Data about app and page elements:
■ ■ ■

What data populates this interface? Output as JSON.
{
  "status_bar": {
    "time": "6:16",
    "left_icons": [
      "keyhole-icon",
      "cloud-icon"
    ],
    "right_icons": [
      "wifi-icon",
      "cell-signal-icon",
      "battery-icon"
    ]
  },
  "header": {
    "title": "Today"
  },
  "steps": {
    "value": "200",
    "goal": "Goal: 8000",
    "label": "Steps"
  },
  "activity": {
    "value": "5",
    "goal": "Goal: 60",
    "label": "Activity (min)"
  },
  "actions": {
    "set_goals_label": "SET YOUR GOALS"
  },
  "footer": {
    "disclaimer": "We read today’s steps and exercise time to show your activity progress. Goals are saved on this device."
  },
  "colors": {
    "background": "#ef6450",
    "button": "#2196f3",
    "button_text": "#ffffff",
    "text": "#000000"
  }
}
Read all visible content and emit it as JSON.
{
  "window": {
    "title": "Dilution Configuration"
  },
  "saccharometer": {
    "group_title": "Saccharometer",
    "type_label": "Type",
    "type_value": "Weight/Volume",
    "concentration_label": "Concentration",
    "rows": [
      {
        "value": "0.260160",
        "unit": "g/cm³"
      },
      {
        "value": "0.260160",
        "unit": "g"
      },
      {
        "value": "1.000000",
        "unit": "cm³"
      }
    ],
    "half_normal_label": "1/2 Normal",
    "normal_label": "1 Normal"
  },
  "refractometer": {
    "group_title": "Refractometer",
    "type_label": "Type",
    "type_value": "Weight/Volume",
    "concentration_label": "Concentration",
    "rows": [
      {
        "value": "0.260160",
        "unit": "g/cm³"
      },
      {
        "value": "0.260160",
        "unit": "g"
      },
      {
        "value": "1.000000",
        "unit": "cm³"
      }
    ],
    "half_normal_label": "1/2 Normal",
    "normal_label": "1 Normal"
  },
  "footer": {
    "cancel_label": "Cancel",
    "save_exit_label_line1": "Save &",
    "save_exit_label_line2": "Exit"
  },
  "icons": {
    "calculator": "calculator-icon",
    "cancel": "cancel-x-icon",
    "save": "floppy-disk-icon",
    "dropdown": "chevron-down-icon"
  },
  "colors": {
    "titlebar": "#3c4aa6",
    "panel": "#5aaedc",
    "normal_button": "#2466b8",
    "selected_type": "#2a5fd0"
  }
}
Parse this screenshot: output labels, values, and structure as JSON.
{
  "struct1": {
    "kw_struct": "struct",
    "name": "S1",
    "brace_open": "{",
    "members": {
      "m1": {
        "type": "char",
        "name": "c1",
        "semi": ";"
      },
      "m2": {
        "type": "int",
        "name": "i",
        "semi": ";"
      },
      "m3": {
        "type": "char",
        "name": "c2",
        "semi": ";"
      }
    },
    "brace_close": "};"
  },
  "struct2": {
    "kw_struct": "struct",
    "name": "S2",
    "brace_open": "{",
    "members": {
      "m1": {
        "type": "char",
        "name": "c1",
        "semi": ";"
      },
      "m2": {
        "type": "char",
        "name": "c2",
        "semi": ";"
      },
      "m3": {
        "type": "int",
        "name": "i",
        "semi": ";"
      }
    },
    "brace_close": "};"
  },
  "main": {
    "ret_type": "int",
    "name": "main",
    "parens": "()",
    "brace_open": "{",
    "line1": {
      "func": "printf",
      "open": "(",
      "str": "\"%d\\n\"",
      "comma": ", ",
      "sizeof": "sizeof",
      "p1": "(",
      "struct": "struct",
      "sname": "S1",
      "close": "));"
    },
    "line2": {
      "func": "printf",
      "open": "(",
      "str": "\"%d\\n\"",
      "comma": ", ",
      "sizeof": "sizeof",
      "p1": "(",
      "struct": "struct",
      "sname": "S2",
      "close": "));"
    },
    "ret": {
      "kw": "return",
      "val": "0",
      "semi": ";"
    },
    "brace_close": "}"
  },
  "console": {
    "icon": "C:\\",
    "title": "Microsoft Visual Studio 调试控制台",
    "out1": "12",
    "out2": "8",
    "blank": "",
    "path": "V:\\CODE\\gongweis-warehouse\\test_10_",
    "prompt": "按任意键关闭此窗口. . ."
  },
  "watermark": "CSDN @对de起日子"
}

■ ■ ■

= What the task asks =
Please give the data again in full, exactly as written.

= Exercise result =
What data populates this interface? Output as JSON.
{
  "status_bar": {
    "time": "6:16",
    "left_icons": [
      "keyhole-icon",
      "cloud-icon"
    ],
    "right_icons": [
      "wifi-icon",
      "cell-signal-icon",
      "battery-icon"
    ]
  },
  "header": {
    "title": "Today"
  },
  "steps": {
    "value": "200",
    "goal": "Goal: 8000",
    "label": "Steps"
  },
  "activity": {
    "value": "5",
    "goal": "Goal: 60",
    "label": "Activity (min)"
  },
  "actions": {
    "set_goals_label": "SET YOUR GOALS"
  },
  "footer": {
    "disclaimer": "We read today’s steps and exercise time to show your activity progress. Goals are saved on this device."
  },
  "colors": {
    "background": "#ef6450",
    "button": "#2196f3",
    "button_text": "#ffffff",
    "text": "#000000"
  }
}
Read all visible content and emit it as JSON.
{
  "window": {
    "title": "Dilution Configuration"
  },
  "saccharometer": {
    "group_title": "Saccharometer",
    "type_label": "Type",
    "type_value": "Weight/Volume",
    "concentration_label": "Concentration",
    "rows": [
      {
        "value": "0.260160",
        "unit": "g/cm³"
      },
      {
        "value": "0.260160",
        "unit": "g"
      },
      {
        "value": "1.000000",
        "unit": "cm³"
      }
    ],
    "half_normal_label": "1/2 Normal",
    "normal_label": "1 Normal"
  },
  "refractometer": {
    "group_title": "Refractometer",
    "type_label": "Type",
    "type_value": "Weight/Volume",
    "concentration_label": "Concentration",
    "rows": [
      {
        "value": "0.260160",
        "unit": "g/cm³"
      },
      {
        "value": "0.260160",
        "unit": "g"
      },
      {
        "value": "1.000000",
        "unit": "cm³"
      }
    ],
    "half_normal_label": "1/2 Normal",
    "normal_label": "1 Normal"
  },
  "footer": {
    "cancel_label": "Cancel",
    "save_exit_label_line1": "Save &",
    "save_exit_label_line2": "Exit"
  },
  "icons": {
    "calculator": "calculator-icon",
    "cancel": "cancel-x-icon",
    "save": "floppy-disk-icon",
    "dropdown": "chevron-down-icon"
  },
  "colors": {
    "titlebar": "#3c4aa6",
    "panel": "#5aaedc",
    "normal_button": "#2466b8",
    "selected_type": "#2a5fd0"
  }
}
Parse this screenshot: output labels, values, and structure as JSON.
{
  "struct1": {
    "kw_struct": "struct",
    "name": "S1",
    "brace_open": "{",
    "members": {
      "m1": {
        "type": "char",
        "name": "c1",
        "semi": ";"
      },
      "m2": {
        "type": "int",
        "name": "i",
        "semi": ";"
      },
      "m3": {
        "type": "char",
        "name": "c2",
        "semi": ";"
      }
    },
    "brace_close": "};"
  },
  "struct2": {
    "kw_struct": "struct",
    "name": "S2",
    "brace_open": "{",
    "members": {
      "m1": {
        "type": "char",
        "name": "c1",
        "semi": ";"
      },
      "m2": {
        "type": "char",
        "name": "c2",
        "semi": ";"
      },
      "m3": {
        "type": "int",
        "name": "i",
        "semi": ";"
      }
    },
    "brace_close": "};"
  },
  "main": {
    "ret_type": "int",
    "name": "main",
    "parens": "()",
    "brace_open": "{",
    "line1": {
      "func": "printf",
      "open": "(",
      "str": "\"%d\\n\"",
      "comma": ", ",
      "sizeof": "sizeof",
      "p1": "(",
      "struct": "struct",
      "sname": "S1",
      "close": "));"
    },
    "line2": {
      "func": "printf",
      "open": "(",
      "str": "\"%d\\n\"",
      "comma": ", ",
      "sizeof": "sizeof",
      "p1": "(",
      "struct": "struct",
      "sname": "S2",
      "close": "));"
    },
    "ret": {
      "kw": "return",
      "val": "0",
      "semi": ";"
    },
    "brace_close": "}"
  },
  "console": {
    "icon": "C:\\",
    "title": "Microsoft Visual Studio 调试控制台",
    "out1": "12",
    "out2": "8",
    "blank": "",
    "path": "V:\\CODE\\gongweis-warehouse\\test_10_",
    "prompt": "按任意键关闭此窗口. . ."
  },
  "watermark": "CSDN @对de起日子"
}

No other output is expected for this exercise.